|All Points West: Living outside my comfort zone|
|March 11, 2016 Frank Marquez|
One of the toughest things for anyone to do is break out of their comfort zone.
My mother-in-law, Nina, asked me several questions which got my mind stirring about how much the average American does not know about the Army National Guard, and how many times Iíve heard how thankful they are for people like me.
Most of my life, Iíve never known a comfort zone.
What will you be doing during training? Where will you be staying? Why does it have to be in South Korea?
The short answers arenít too exciting. Although the specifics are somewhat elusive because of what we need to keep under our lids; weíre nowhere near living the life of James Bond. Forget about creature comforts, tuxedos and Vodka Martinis. Iím simply doing my job. The Army calls it public affairs. I call it journalism, but more accurately and conveniently, it should have been called information management.

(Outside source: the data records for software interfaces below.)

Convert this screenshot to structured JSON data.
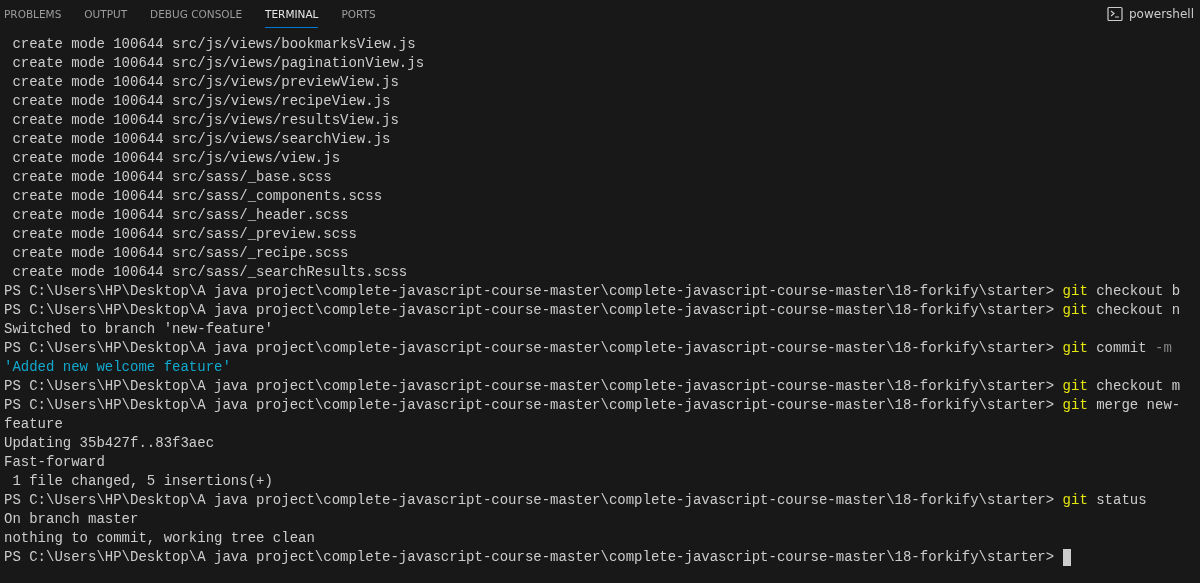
{
  "tabs": [
    {
      "label": "PROBLEMS",
      "selected": false
    },
    {
      "label": "OUTPUT",
      "selected": false
    },
    {
      "label": "DEBUG CONSOLE",
      "selected": false
    },
    {
      "label": "TERMINAL",
      "selected": true
    },
    {
      "label": "PORTS",
      "selected": false
    }
  ],
  "shell": {
    "label": "powershell"
  },
  "terminal": {
    "cursor": true,
    "lines": [
      [
        {
          "kind": "text",
          "text": " create mode 100644 src/js/views/bookmarksView.js"
        }
      ],
      [
        {
          "kind": "text",
          "text": " create mode 100644 src/js/views/paginationView.js"
        }
      ],
      [
        {
          "kind": "text",
          "text": " create mode 100644 src/js/views/previewView.js"
        }
      ],
      [
        {
          "kind": "text",
          "text": " create mode 100644 src/js/views/recipeView.js"
        }
      ],
      [
        {
          "kind": "text",
          "text": " create mode 100644 src/js/views/resultsView.js"
        }
      ],
      [
        {
          "kind": "text",
          "text": " create mode 100644 src/js/views/searchView.js"
        }
      ],
      [
        {
          "kind": "text",
          "text": " create mode 100644 src/js/views/view.js"
        }
      ],
      [
        {
          "kind": "text",
          "text": " create mode 100644 src/sass/_base.scss"
        }
      ],
      [
        {
          "kind": "text",
          "text": " create mode 100644 src/sass/_components.scss"
        }
      ],
      [
        {
          "kind": "text",
          "text": " create mode 100644 src/sass/_header.scss"
        }
      ],
      [
        {
          "kind": "text",
          "text": " create mode 100644 src/sass/_preview.scss"
        }
      ],
      [
        {
          "kind": "text",
          "text": " create mode 100644 src/sass/_recipe.scss"
        }
      ],
      [
        {
          "kind": "text",
          "text": " create mode 100644 src/sass/_searchResults.scss"
        }
      ],
      [
        {
          "kind": "text",
          "text": "PS C:\\Users\\HP\\Desktop\\A java project\\complete-javascript-course-master\\complete-javascript-course-master\\18-forkify\\starter> "
        },
        {
          "kind": "command",
          "text": "git"
        },
        {
          "kind": "text",
          "text": " checkout b"
        }
      ],
      [
        {
          "kind": "text",
          "text": "PS C:\\Users\\HP\\Desktop\\A java project\\complete-javascript-course-master\\complete-javascript-course-master\\18-forkify\\starter> "
        },
        {
          "kind": "command",
          "text": "git"
        },
        {
          "kind": "text",
          "text": " checkout n"
        }
      ],
      [
        {
          "kind": "text",
          "text": "Switched to branch 'new-feature'"
        }
      ],
      [
        {
          "kind": "text",
          "text": "PS C:\\Users\\HP\\Desktop\\A java project\\complete-javascript-course-master\\complete-javascript-course-master\\18-forkify\\starter> "
        },
        {
          "kind": "command",
          "text": "git"
        },
        {
          "kind": "text",
          "text": " commit "
        },
        {
          "kind": "flag",
          "text": "-m"
        }
      ],
      [
        {
          "kind": "string",
          "text": "'Added new welcome feature'"
        }
      ],
      [
        {
          "kind": "text",
          "text": "PS C:\\Users\\HP\\Desktop\\A java project\\complete-javascript-course-master\\complete-javascript-course-master\\18-forkify\\starter> "
        },
        {
          "kind": "command",
          "text": "git"
        },
        {
          "kind": "text",
          "text": " checkout m"
        }
      ],
      [
        {
          "kind": "text",
          "text": "PS C:\\Users\\HP\\Desktop\\A java project\\complete-javascript-course-master\\complete-javascript-course-master\\18-forkify\\starter> "
        },
        {
          "kind": "command",
          "text": "git"
        },
        {
          "kind": "text",
          "text": " merge new-"
        }
      ],
      [
        {
          "kind": "text",
          "text": "feature"
        }
      ],
      [
        {
          "kind": "text",
          "text": "Updating 35b427f..83f3aec"
        }
      ],
      [
        {
          "kind": "text",
          "text": "Fast-forward"
        }
      ],
      [
        {
          "kind": "text",
          "text": " 1 file changed, 5 insertions(+)"
        }
      ],
      [
        {
          "kind": "text",
          "text": "PS C:\\Users\\HP\\Desktop\\A java project\\complete-javascript-course-master\\complete-javascript-course-master\\18-forkify\\starter> "
        },
        {
          "kind": "command",
          "text": "git"
        },
        {
          "kind": "text",
          "text": " status"
        }
      ],
      [
        {
          "kind": "text",
          "text": "On branch master"
        }
      ],
      [
        {
          "kind": "text",
          "text": "nothing to commit, working tree clean"
        }
      ],
      [
        {
          "kind": "text",
          "text": "PS C:\\Users\\HP\\Desktop\\A java project\\complete-javascript-course-master\\complete-javascript-course-master\\18-forkify\\starter> "
        }
      ]
    ]
  }
}
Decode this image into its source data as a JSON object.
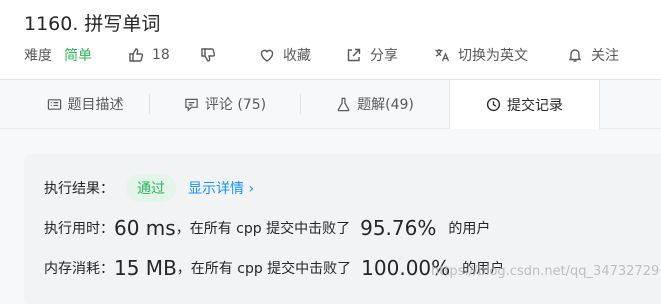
{
  "problem": {
    "title": "1160. 拼写单词",
    "difficulty_label": "难度",
    "difficulty": "简单",
    "likes": "18",
    "actions": {
      "collect": "收藏",
      "share": "分享",
      "switch_lang": "切换为英文",
      "follow": "关注"
    }
  },
  "tabs": [
    {
      "label": "题目描述",
      "icon": "description-icon"
    },
    {
      "label": "评论 (75)",
      "icon": "comment-icon"
    },
    {
      "label": "题解(49)",
      "icon": "flask-icon"
    },
    {
      "label": "提交记录",
      "icon": "clock-icon"
    }
  ],
  "result": {
    "status_label": "执行结果：",
    "status": "通过",
    "details_link": "显示详情 ›",
    "runtime_label": "执行用时：",
    "runtime": "60 ms",
    "runtime_mid": "，在所有 cpp 提交中击败了",
    "runtime_pct": "95.76%",
    "runtime_tail": "的用户",
    "memory_label": "内存消耗：",
    "memory": "15 MB",
    "memory_mid": "，在所有 cpp 提交中击败了",
    "memory_pct": "100.00%",
    "memory_tail": "的用户"
  },
  "watermark": "https://blog.csdn.net/qq_34732729",
  "colors": {
    "easy": "#2db55d",
    "link": "#1890ff",
    "pill_bg": "#e3f4e8"
  }
}
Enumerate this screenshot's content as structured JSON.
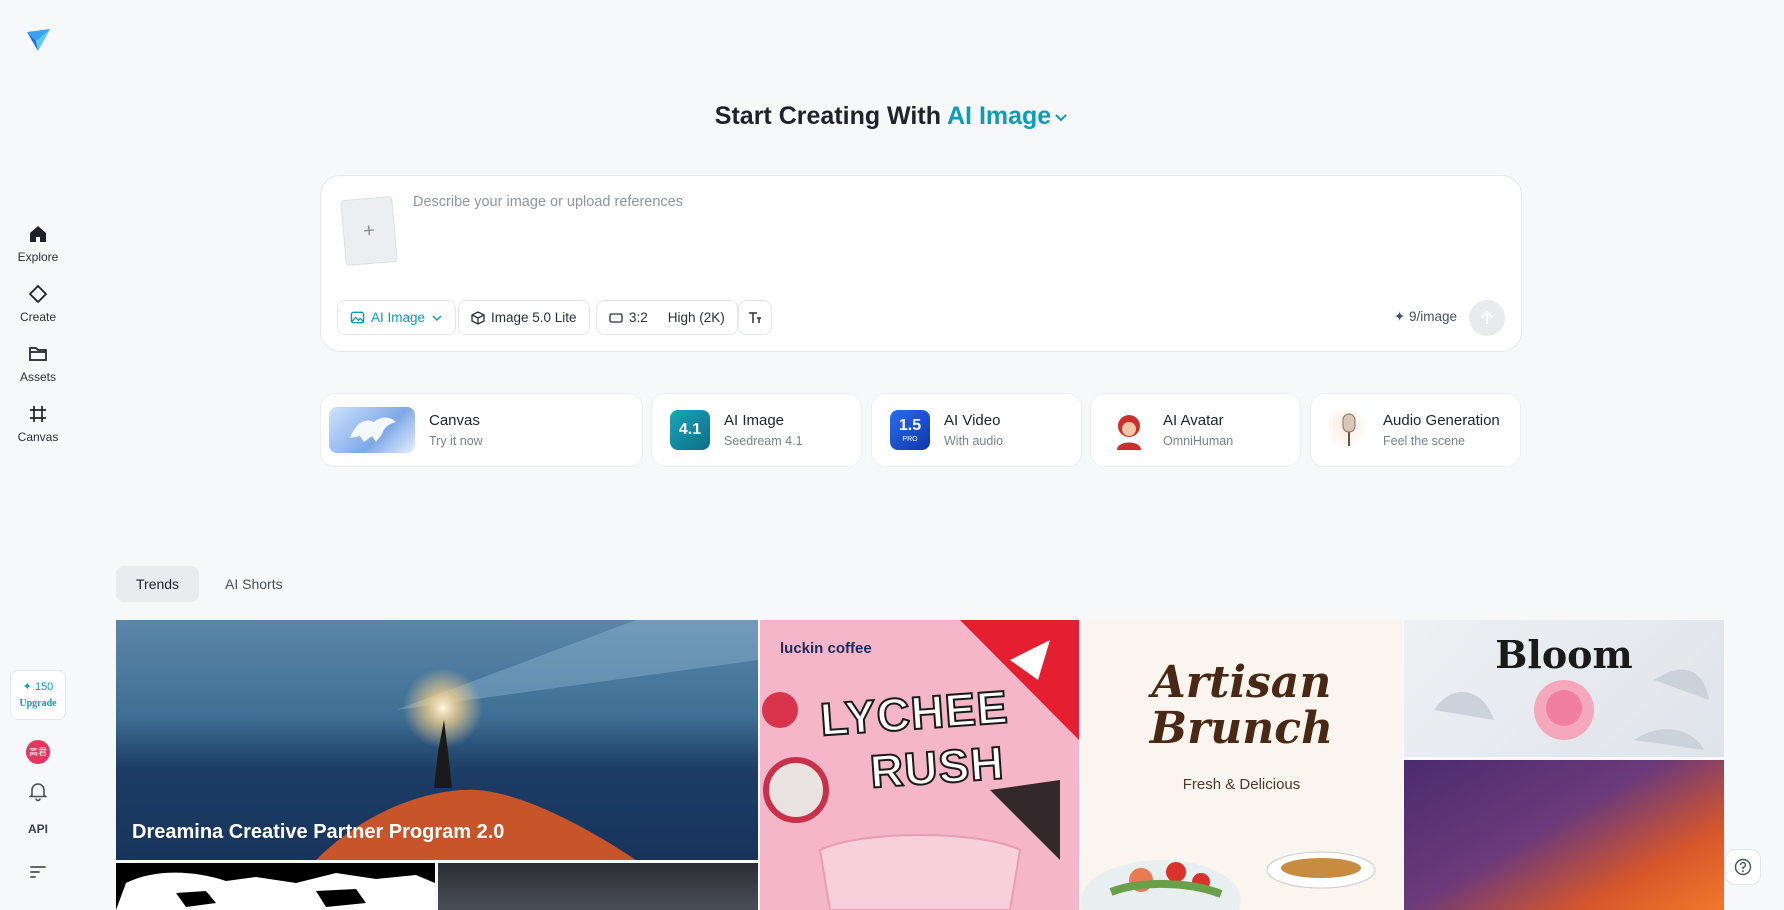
{
  "sidebar": {
    "items": [
      {
        "label": "Explore"
      },
      {
        "label": "Create"
      },
      {
        "label": "Assets"
      },
      {
        "label": "Canvas"
      }
    ],
    "credits": "✦ 150",
    "upgrade": "Upgrade",
    "avatar_text": "高君",
    "api": "API"
  },
  "heading": {
    "prefix": "Start Creating With",
    "mode": "AI Image"
  },
  "prompt": {
    "placeholder": "Describe your image or upload references",
    "upload_symbol": "+",
    "mode_button": "AI Image",
    "model_button": "Image 5.0 Lite",
    "ratio": "3:2",
    "quality": "High (2K)",
    "cost": "✦ 9/image"
  },
  "cards": [
    {
      "title": "Canvas",
      "subtitle": "Try it now"
    },
    {
      "title": "AI Image",
      "subtitle": "Seedream 4.1",
      "badge": "4.1"
    },
    {
      "title": "AI Video",
      "subtitle": "With audio",
      "badge": "1.5",
      "badge_sub": "PRO"
    },
    {
      "title": "AI Avatar",
      "subtitle": "OmniHuman"
    },
    {
      "title": "Audio Generation",
      "subtitle": "Feel the scene"
    }
  ],
  "tabs": [
    {
      "label": "Trends"
    },
    {
      "label": "AI Shorts"
    }
  ],
  "gallery": {
    "banner_title": "Dreamina Creative Partner Program 2.0",
    "lychee_brand": "luckin coffee",
    "lychee_line1": "LYCHEE",
    "lychee_line2": "RUSH",
    "brunch_line1": "Artisan",
    "brunch_line2": "Brunch",
    "brunch_sub": "Fresh & Delicious",
    "bloom_title": "Bloom"
  },
  "colors": {
    "accent": "#0e9bb5",
    "background": "#f7f8fa"
  }
}
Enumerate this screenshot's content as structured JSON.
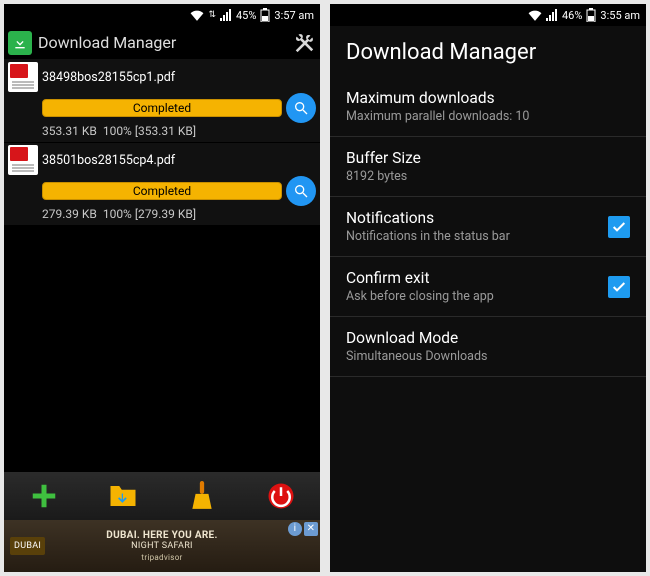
{
  "left": {
    "statusbar": {
      "battery": "45%",
      "time": "3:57 am"
    },
    "title": "Download Manager",
    "downloads": [
      {
        "name": "38498bos28155cp1.pdf",
        "status": "Completed",
        "size": "353.31 KB",
        "percent": "100%",
        "total": "[353.31 KB]"
      },
      {
        "name": "38501bos28155cp4.pdf",
        "status": "Completed",
        "size": "279.39 KB",
        "percent": "100%",
        "total": "[279.39 KB]"
      }
    ],
    "ad": {
      "line1": "DUBAI. HERE YOU ARE.",
      "line2": "NIGHT SAFARI",
      "brand": "tripadvisor",
      "badge": "DUBAI"
    }
  },
  "right": {
    "statusbar": {
      "battery": "46%",
      "time": "3:55 am"
    },
    "title": "Download Manager",
    "settings": {
      "max_dl": {
        "title": "Maximum downloads",
        "sub": "Maximum parallel downloads: 10"
      },
      "buffer": {
        "title": "Buffer Size",
        "sub": "8192 bytes"
      },
      "notify": {
        "title": "Notifications",
        "sub": "Notifications in the status bar",
        "checked": true
      },
      "confirm": {
        "title": "Confirm exit",
        "sub": "Ask before closing the app",
        "checked": true
      },
      "mode": {
        "title": "Download Mode",
        "sub": "Simultaneous Downloads"
      }
    }
  }
}
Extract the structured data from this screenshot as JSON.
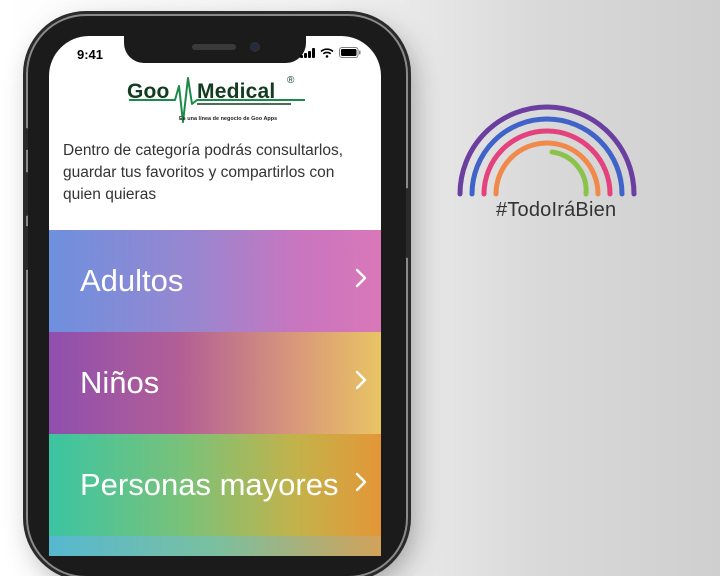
{
  "status_bar": {
    "time": "9:41"
  },
  "app": {
    "logo_left": "Goo",
    "logo_right": "Medical",
    "logo_registered": "®",
    "tagline": "Es una línea de negocio de Goo Apps",
    "intro": "Dentro de categoría podrás consultarlos, guardar tus favoritos y compartirlos con quien quieras"
  },
  "categories": [
    {
      "label": "Adultos",
      "chevron": "›"
    },
    {
      "label": "Niños",
      "chevron": "›"
    },
    {
      "label": "Personas mayores",
      "chevron": "›"
    }
  ],
  "badge": {
    "hashtag": "#TodoIráBien",
    "rainbow_colors": [
      "#6b3fa0",
      "#3f63c9",
      "#e4427d",
      "#f0894a",
      "#8ac24a"
    ]
  },
  "colors": {
    "logo_green": "#123b20",
    "ecg_green": "#1b8a4a"
  }
}
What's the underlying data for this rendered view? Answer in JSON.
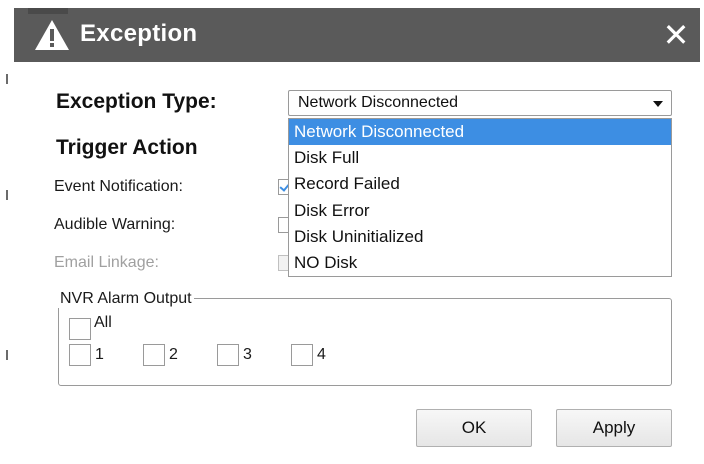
{
  "dialog": {
    "title": "Exception",
    "close_glyph": "✕",
    "title_icon": "warning-icon"
  },
  "exception_type": {
    "label": "Exception Type:",
    "selected": "Network Disconnected",
    "options": [
      "Network Disconnected",
      "Disk Full",
      "Record Failed",
      "Disk Error",
      "Disk Uninitialized",
      "NO Disk"
    ]
  },
  "trigger_action": {
    "heading": "Trigger Action",
    "event_notification": "Event Notification:",
    "audible_warning": "Audible Warning:",
    "email_linkage": "Email Linkage:"
  },
  "alarm_output": {
    "legend": "NVR Alarm Output",
    "all_label": "All",
    "outputs": [
      "1",
      "2",
      "3",
      "4"
    ]
  },
  "buttons": {
    "ok": "OK",
    "apply": "Apply"
  },
  "colors": {
    "titlebar": "#5a5a5a",
    "selection": "#3d8ee3"
  }
}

I stayed in so many places. I can fall asleep anywhere, even on rickety mattresses. Iíve lived in tents in the middle of a Panamanian jungle to a 5 Star hotel in the middle of Bandung, Indonesia, to living in B-huts for a year in Afghanistan. One thingís for sure, thereís always a bed. This is my third trip to the peninsula, which partly explains an American presence here. This part of Asia has historically been troubled, and is with little argument, the most war-torn country in the world, trod over by its neighbors several times. The country is technically still at war, an armistice keeping it civil since the end of the Korean War.
My journey began at 2:30 in the Friday morning, what we call ďOh Dark ThirtyĒ but long before I sat in a van heading to Denver in inky darkness, dozens of forms were signed, and large green bags were packed. My mind and body straining to remember small items like toothpaste, and the weight of the duffel handles stinging the palms of my hands. Two hours later, my fellow soldiers and I are standing in front of a ticket agent deciding whether or not to check fragile camera equipment. Two more hours pass, and weíre finally boarding a jet to Dallas. Two hours and 30 minutes later, we land in the home of the Cowboys, bleary eyed and desperately seeking a bathroom and the nearest Starbucks. I buy a bland sandwich and wash it down with a rich bold flavor of hot coffee. Another hour, and weíre packing into a huge international jet.
The pilot tells us weíll land in Incheon in roughly 14 hours. How to pass the time? The flight goes by quickly. Watching four of last yearís movies, and inhaling three tiny meals (youíd think we the giants in Gulliverís Travels) helps. My group arrives at Incheon and makes it through customs clutching important documents, our heads bobbing around at the sight of a massive airport. Itís four in the afternoon, the following day. We meet up with our active duty brethren who add our names to lists.
They yell our names when itís time to board busses. We wait another four hours, mostly standing around, talking about Army life, where weíve been, what weíve done. Finally, our names are called. We push our airport carts overflowing with bags out into the night mist. Like automatons, we find ourselves somehow sitting in seats. Four hours later, I arrive at an Army base in Daegu. Just past midnight on a Sunday, we listen to a welcome brief. Then, our hosts for two weeks confirm our identities. One more trip to a crowded and overflowing barracks. I unpack in darkness, conditioned by how I have done this hundreds of times, then step into an odd smelling shower for a brief two minutes. Finally, back to my wobbly bunk, and sleep. More than travel, Iíve met all kinds of people. This exercise gave Sgt. James Moore, regularly a trumpeter with the 8th Army Band, a job wanding soldiers at a security checkpoint. Iím accompanied by fellow Wyoming soldier Staff Sgt. Christopher Kirk, whose fulltime job back home is budget analyst. Our main host Master Sgt. Andrew Kosterman, once a drill sergeant at Fort Benning, Georgia, not only does his job as a public affairs specialist, but also coordinates barracks stays for visitors, yours truly included. Heís also a wealth of information about the Korean War. Just outside Camp Carroll, he said, is a monument to Korean and American soldiers atop Hill 303. Those soldiers, including several from the First Cavalry Division, perished establishing a perimeter there along a river to keep the North Koreans at bay.
Other times heís asked by his boss to drive her to Starbucks, which is just a block away. I joked that Iíve heard of worse cases of fraud, waste and abuse.
Then I think, some people must be OK with living in their comfort zone.